I shared the following Tweet recently because the embedded paragraph below really encapsulates much of what I believe to be true about what students really need from today's schools. We cannot ignore that the world is a very different place than it was for previous generations. As a result, schools need to think about preparing students not just for today, but for what they will need in the future.
Knowing right answers is not enough. The #future will demand problem solving, and adaptability. http://t.co/OkUvbgrkEw #satchat #satchatwcWhile the argument could be made for completely rethinking the structure and format of our learning systems, that is outside the scope of what most educators feel they control.
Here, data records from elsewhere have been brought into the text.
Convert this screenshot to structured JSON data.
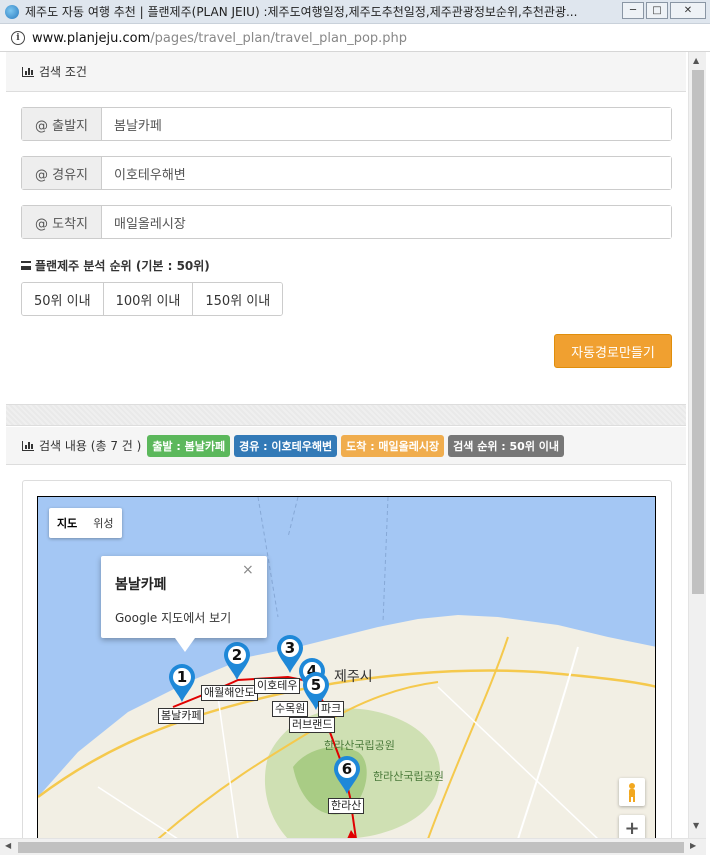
{
  "window": {
    "title": "제주도 자동 여행 추천 | 플랜제주(PLAN JEIU) :제주도여행일정,제주도추천일정,제주관광정보순위,추천관광...",
    "url_domain": "www.planjeju.com",
    "url_path": "/pages/travel_plan/travel_plan_pop.php",
    "controls": {
      "minimize": "─",
      "maximize": "□",
      "close": "✕"
    }
  },
  "search": {
    "heading": "검색 조건",
    "start": {
      "label": "@ 출발지",
      "value": "봄날카페"
    },
    "via": {
      "label": "@ 경유지",
      "value": "이호테우해변"
    },
    "end": {
      "label": "@ 도착지",
      "value": "매일올레시장"
    },
    "rank_label": "플랜제주 분석 순위 (기본 : 50위)",
    "rank_options": [
      "50위 이내",
      "100위 이내",
      "150위 이내"
    ],
    "auto_button": "자동경로만들기"
  },
  "results": {
    "heading": "검색 내용 (총 7 건 )",
    "badges": [
      {
        "text": "출발 : 봄날카페",
        "color": "#5cb85c"
      },
      {
        "text": "경유 : 이호테우해변",
        "color": "#337ab7"
      },
      {
        "text": "도착 : 매일올레시장",
        "color": "#f0ad4e"
      },
      {
        "text": "검색 순위 : 50위 이내",
        "color": "#777777"
      }
    ]
  },
  "map": {
    "type_options": [
      "지도",
      "위성"
    ],
    "infowindow": {
      "title": "봄날카페",
      "link": "Google 지도에서 보기",
      "close": "×"
    },
    "city_label": "제주시",
    "park_labels": [
      "한라산국립공원",
      "한라산국립공원"
    ],
    "markers": [
      {
        "num": "1",
        "label": "봄날카페"
      },
      {
        "num": "2",
        "label": "애월해안도"
      },
      {
        "num": "3",
        "label": "이호테우"
      },
      {
        "num": "4",
        "label": ""
      },
      {
        "num": "5",
        "label": "수목원"
      },
      {
        "num": "",
        "label": "파크"
      },
      {
        "num": "",
        "label": "러브랜드"
      },
      {
        "num": "6",
        "label": "한라산"
      }
    ],
    "zoom_in": "+",
    "marker_color": "#1e88d8",
    "route_color": "#e00000"
  }
}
What is in our control is what happens in our classrooms each day. We can do relatively simple things to cause deeper thinking and help students develop skills as questioners and problem solvers, skills that will be very useful to meet challenges of the future.
— David Geurin (@DavidGeurin) August 30, 2014
Steve Wyborney, who by the way was 2005 Oregon Teacher of the Year, shared this strategy in response to my Tweet. This simple idea doesn't require completely retooling how school works, it can be applied in the traditional classroom.
@DavidGeurin @MESPrincipal_ Wade, David, take a look at this strat, providing answer at same time as question http://t.co/XklxpoaSk7Here is an excerpt from the article Steve authored explaining this strategy.
— Steve Wyborney (@SteveWyborney) August 30, 2014
Taking the answer out of the equation
Steve Wyborney June 27th, 2014
In the quest to promote deep student thinking, sometimes the answer is the problem.
In the classroom, we can launch a beautiful, rich question only to see students reach the answer – and reach the end of their thinking. After all, why would they think beyond the answer? Isn’t the purpose of a question to lead to an answer? Isn’t the answer also the conclusion? Isn’t the answer the end of the journey of discovery?
No, it’s not.